KENOSHA ⏤ Kenosha Mayor John Antaramian and Racine Mayor Cory Mason had a message for voters Monday: We are doing all we can to ensure safe and accurate voting.
The two local mayors joined three of their counterparts ⏤ Mayor Tom Barrett of Milwaukee, Eric Genrich of Green Bay and Mayor Satya Rhodes-Conway of Madison ⏤ for a press conference Monday.
At the conference, the mayors announced what each city is doing to ensure swift and safe voting.
They also announced a challenge to see which city receives the highest percentage of early voters. Those numbers will be updated on each city’s website daily.
“One of the important aspects for all of us has been how do we make sure our communities are safe and how do we make sure that people have the right to vote, and get out to vote because of this pandemic,” Antaramian said.
“So, it’s been very important to us to try to change some of the things that we’ve done.”
As a result, the city has added drop boxes around the city for residents to turn in absentee ballots. He called the move a “huge success.”
“The city has added drop boxes throughout the community so that people don’t have to mail their ballot in, but can actually stop and drop off the ballots at these drop boxes,” he said.
“They’re protected; they’re safe; they are monitored. And so we wanted to make sure that everyone knew that’s one of the things that was very, very important.”
Drive-thru early voting
Officials also established drive-thru early voting at the Kenosha Municipal Building, 625 52nd St. Antaramian believes this, too, has helped drive up early voting numbers.
“Everything we have done as a group, and I probably shouldn’t speak for everyone else, is how we can make sure that people have access to voting and that it’s safe,” he said.
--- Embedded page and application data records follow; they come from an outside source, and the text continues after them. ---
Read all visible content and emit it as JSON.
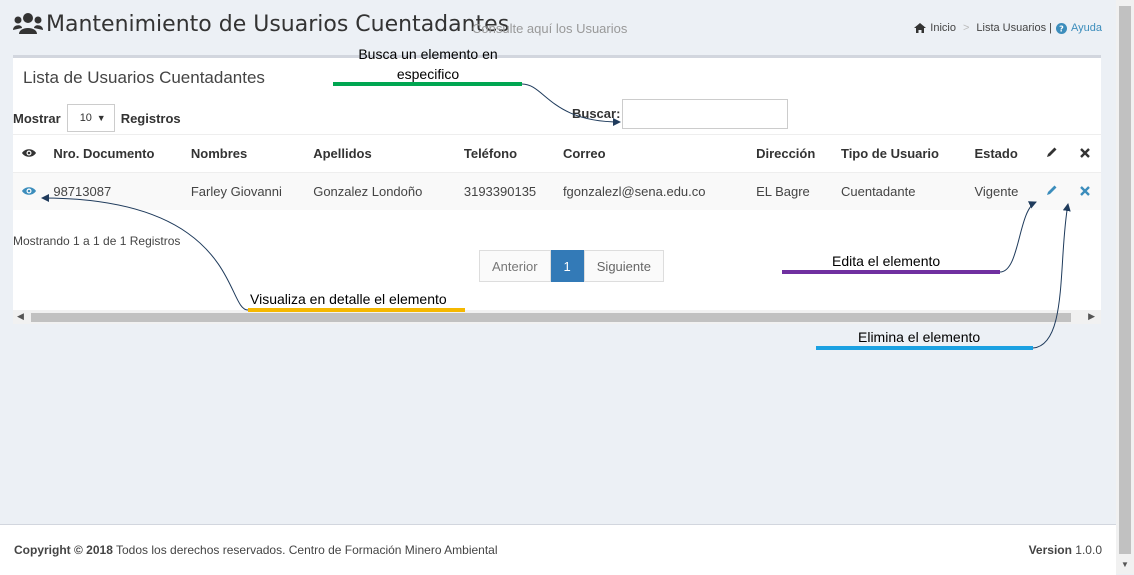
{
  "header": {
    "title": "Mantenimiento de Usuarios Cuentadantes",
    "subtitle": "Consulte aquí los Usuarios",
    "title_icon": "users-icon"
  },
  "breadcrumb": {
    "home_icon": "home-icon",
    "home": "Inicio",
    "separator": ">",
    "current": "Lista Usuarios |",
    "help_icon": "question-circle-icon",
    "help": "Ayuda"
  },
  "box": {
    "title": "Lista de Usuarios Cuentadantes",
    "show_label": "Mostrar",
    "page_size": "10",
    "records_label": "Registros",
    "search_label": "Buscar:",
    "search_value": ""
  },
  "table": {
    "columns": [
      "Nro. Documento",
      "Nombres",
      "Apellidos",
      "Teléfono",
      "Correo",
      "Dirección",
      "Tipo de Usuario",
      "Estado"
    ],
    "column_icons": [
      "eye-icon",
      "pencil-icon",
      "close-icon"
    ],
    "rows": [
      [
        "98713087",
        "Farley Giovanni",
        "Gonzalez Londoño",
        "3193390135",
        "fgonzalezl@sena.edu.co",
        "EL Bagre",
        "Cuentadante",
        "Vigente"
      ]
    ]
  },
  "info": "Mostrando 1 a 1 de 1 Registros",
  "pagination": {
    "prev": "Anterior",
    "current": "1",
    "next": "Siguiente"
  },
  "footer": {
    "copyright_bold": "Copyright © 2018",
    "copyright_text": "Todos los derechos reservados. Centro de Formación Minero Ambiental",
    "version_label": "Version",
    "version_value": "1.0.0"
  },
  "annotations": {
    "search": "Busca un elemento en\nespecifico",
    "view": "Visualiza en detalle el elemento",
    "edit": "Edita el elemento",
    "delete": "Elimina el elemento"
  },
  "colors": {
    "accent": "#3c8dbc",
    "active_page": "#337ab7",
    "line_green": "#00a651",
    "line_yellow": "#f5b800",
    "line_purple": "#7030a0",
    "line_blue": "#1ba1e2"
  }
}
The city has made sure the polls are well staffed, the mayor said. Officials have also purchased new equipment so votes can be counted quickly on Election Day.
“The things that need to be done to make sure this election will move quickly and swiftly and that the people have access and accuracy, those are the things we’ve been working on,” Antaramian said.
According to Antaramian, Kenosha so far is expected to have 30,000 ballots early/absentee ballots to count on Nov. 3.
Racine has taken many of the same steps as Kenosha, Mason said.
Mason and others mayors started meeting and comparing notes after the April election. For months, they’ve worked together to come up with methods of successful, easy voting for November.
“It’s really been a great collaboration to talk to other mayors about what strategies they’re using to efficiently run their cities. And certainly elections and the pandemic are front and center.”
Racine has set up10 early voting locations in the city through Sunday. Sixteen early voting drop boxes are also available around the city. Officials have also installed plexiglass, and PPE is available at polling locations.
‘Government doing two things’
“At the end of the day, this is really about government doing two things that are really important: No. 1, keeping people healthy and safe, which is a challenge in the midst of a pandemic,” Mason said. “No. 2, running free and fair elections.
“So we take both of those responsibilities very, very seriously at this time, and think we have learned from one another. And that collaboration’s really been a great opportunity for all of us.”
With reports nationally about voter intimidation at the polls, Mason and other mayors ensured that voters will be kept safe.
“Certainly, we plan on taking steps making sure that on Election Day people are able to vote safely,” Mason said. “Be that dealing with COVID or any form of intimidation that might exist there.”
Wisconsin law prevents counting absentee ballots before Nov. 3
Another challenge Barrett pointed out is that absentee ballots can’t be counted until Election Day under law in Wisconsin.
“This is something whether you’re in a Democrat-controlled part of the state or a Republican-controlled part of the state. Clerks around the state have asked our Legislature to change this, and they haven’t done so.”
“This is still very much on the plate to have changed. Again, we’re one of the few states that does not allow us to count these ballots early, and that clearly has to be changed.”
Antaramian also voiced his support for changing the law, which puts a burden on local clerks’ offices.
“The Legislature does need to change how we’re doing this,” he said. “Because we’re going to have close to over 30,000 ballots early voting. And it would be helpful for us to do a similar type of situation to be able to count them sooner rather than later.”